Every so often I revisit the work of Michel Foucault. His theories on power, truth, ethics, problematization and care are central to my own vision of practicing an ethics of care on and offline. Today, I came across Foucault’s “So it is Important to Think.” Here are two passages that I want to ruminate on and remember:
Stupid Institutions think too.
There is always a little thought occurring even in the most stupid institutions; there is always thought even in silent habits. Criticism consists in uncovering that thought and trying to change it: showing that things are not as obvious as people believe, making it so that what is taken for granted is no longer taken for granted. To do criticism is to make harder those acts which are now too easy (456).
a fragment of autobiography:
Every time I have tried to do a piece of theoretical work it has been on the basis of elements of my own experience: always in connection with processes I saw unfolding around me. It was always because I thought I identified cracks, silent tremors, and dysfunctions in things I saw, institutions I was dealing with, or my relations with others, that I set out to do a piece of work, and each time was partly a fragment of autobiography (458).
Even as I’ve slowed down (a lot!) on posting in this virtual space, I’m still thinking and reading about trouble. When I have a chance, I want to check out Rebecca Solnit’s The Encyclopedia of Trouble and Spaciousness. How is she using the term “trouble”? And why does she juxtapose it with spaciousness?
Yesterday I posted about Serena Williams as a troublemaking role model who, when asked why she wasn’t smiling and happy in a post-match interview–a question that is imposed of women all the time, resisted the demand to be a polite good girl and challenged the reporter’s right to even ask the question. This morning, while scrolling through some old tweets, I found another example of refusing to be smiley and likable: Chimamanda Ngozi Adichie and her talk at the 2015 Girls Write Now Awards:
I think that what our society teaches young girls and I think it’s also something that’s quite difficult for even older women, self-confessed feminists to shrug off is that idea that likability is an essential part of the space that you occupy in the world….That you’re supposed to twist yourself into shapes and make yourself likable, that you’re supposed to kind of hold back sometimes, pull back, don’t quite say, don’t be too pushy because you have to be likable. And I say that is bullshit.
Reporter: Serena, you just won the match, and … normally, you smile when you win … you laugh. What happened tonight, is it because you beat Venus or because you’re thinking about [the next match]? What’s wrong?
Serena: It’s 11:30 … to be perfectly honest with you, I don’t want to be here. I just want to be in bed right now, and I have to wake up early to practice.
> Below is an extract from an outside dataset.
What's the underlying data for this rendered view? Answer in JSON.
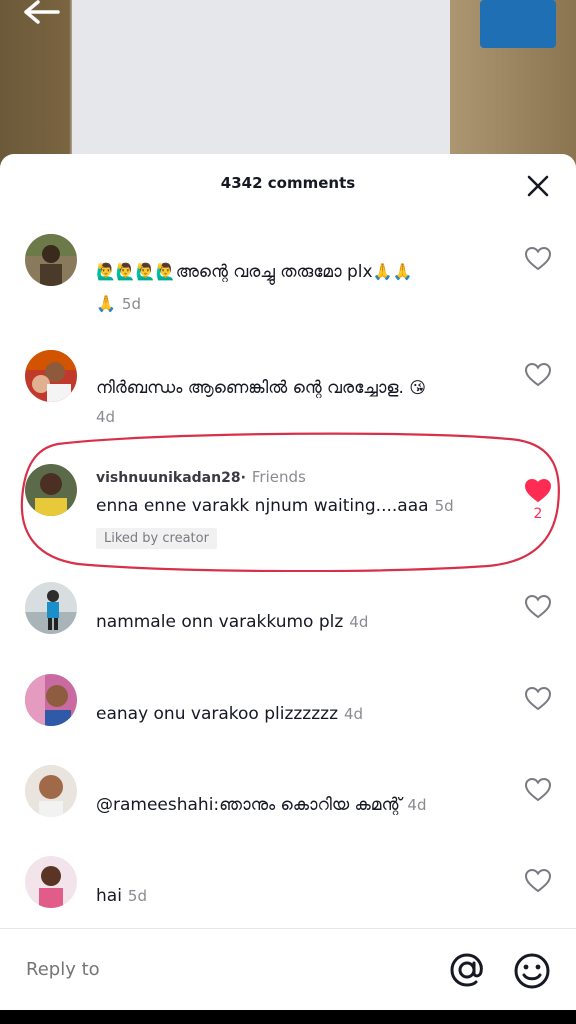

And I don’t want to answer any of these questions, and you guys keep asking me the same questions. So … you’re not making it super enjoyable. [laughs] Just being honest.
I love Serena’s response. Makes me think of my problematizer, Smile of Die! from a few years ago.